TASK DIRECTIONS
Within the listing below, how many lines hold the string "http"? Only the number should be given.

AVAILABLE RECORDS
- Opening Delimiter -

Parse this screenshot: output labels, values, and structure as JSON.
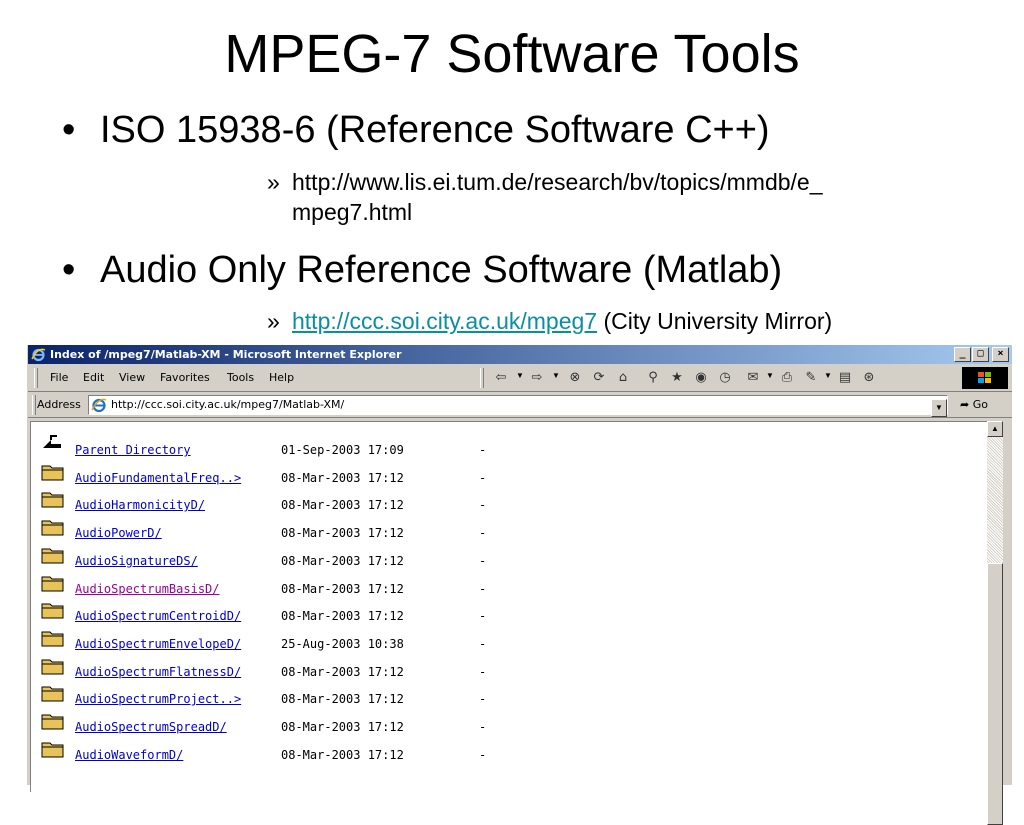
{
  "slide": {
    "title": "MPEG-7 Software Tools",
    "bullet_symbol": "•",
    "sub_symbol": "»",
    "bullets": [
      {
        "text": "ISO 15938-6 (Reference Software C++)",
        "sub_line1": "http://www.lis.ei.tum.de/research/bv/topics/mmdb/e_",
        "sub_line2": "mpeg7.html"
      },
      {
        "text": "Audio Only Reference Software (Matlab)",
        "sub_link": "http://ccc.soi.city.ac.uk/mpeg7",
        "sub_rest": " (City University Mirror)"
      }
    ]
  },
  "browser": {
    "title": "Index of /mpeg7/Matlab-XM - Microsoft Internet Explorer",
    "caption_buttons": [
      "_",
      "□",
      "×"
    ],
    "menus": [
      "File",
      "Edit",
      "View",
      "Favorites",
      "Tools",
      "Help"
    ],
    "toolbar_icons": [
      "back-icon",
      "forward-icon",
      "stop-icon",
      "refresh-icon",
      "home-icon",
      "search-icon",
      "favorites-icon",
      "media-icon",
      "history-icon",
      "mail-icon",
      "print-icon",
      "edit-icon",
      "discuss-icon",
      "messenger-icon"
    ],
    "address_label": "Address",
    "address_value": "http://ccc.soi.city.ac.uk/mpeg7/Matlab-XM/",
    "go_label": "Go",
    "listing": [
      {
        "name": "Parent Directory",
        "date": "01-Sep-2003 17:09",
        "size": "-",
        "icon": "parent-directory-icon",
        "visited": false
      },
      {
        "name": "AudioFundamentalFreq..>",
        "date": "08-Mar-2003 17:12",
        "size": "-",
        "icon": "folder-icon",
        "visited": false
      },
      {
        "name": "AudioHarmonicityD/",
        "date": "08-Mar-2003 17:12",
        "size": "-",
        "icon": "folder-icon",
        "visited": false
      },
      {
        "name": "AudioPowerD/",
        "date": "08-Mar-2003 17:12",
        "size": "-",
        "icon": "folder-icon",
        "visited": false
      },
      {
        "name": "AudioSignatureDS/",
        "date": "08-Mar-2003 17:12",
        "size": "-",
        "icon": "folder-icon",
        "visited": false
      },
      {
        "name": "AudioSpectrumBasisD/",
        "date": "08-Mar-2003 17:12",
        "size": "-",
        "icon": "folder-icon",
        "visited": true
      },
      {
        "name": "AudioSpectrumCentroidD/",
        "date": "08-Mar-2003 17:12",
        "size": "-",
        "icon": "folder-icon",
        "visited": false
      },
      {
        "name": "AudioSpectrumEnvelopeD/",
        "date": "25-Aug-2003 10:38",
        "size": "-",
        "icon": "folder-icon",
        "visited": false
      },
      {
        "name": "AudioSpectrumFlatnessD/",
        "date": "08-Mar-2003 17:12",
        "size": "-",
        "icon": "folder-icon",
        "visited": false
      },
      {
        "name": "AudioSpectrumProject..>",
        "date": "08-Mar-2003 17:12",
        "size": "-",
        "icon": "folder-icon",
        "visited": false
      },
      {
        "name": "AudioSpectrumSpreadD/",
        "date": "08-Mar-2003 17:12",
        "size": "-",
        "icon": "folder-icon",
        "visited": false
      },
      {
        "name": "AudioWaveformD/",
        "date": "08-Mar-2003 17:12",
        "size": "-",
        "icon": "folder-icon",
        "visited": false
      }
    ]
  },
  "colors": {
    "link": "#0000cc",
    "visited_link": "#990099",
    "slide_link": "#0b8fa0",
    "titlebar_start": "#0a246a",
    "titlebar_end": "#a6caf0",
    "chrome": "#d4d0c8"
  }
}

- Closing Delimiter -

SOLUTION TO THIS PROBLEM
3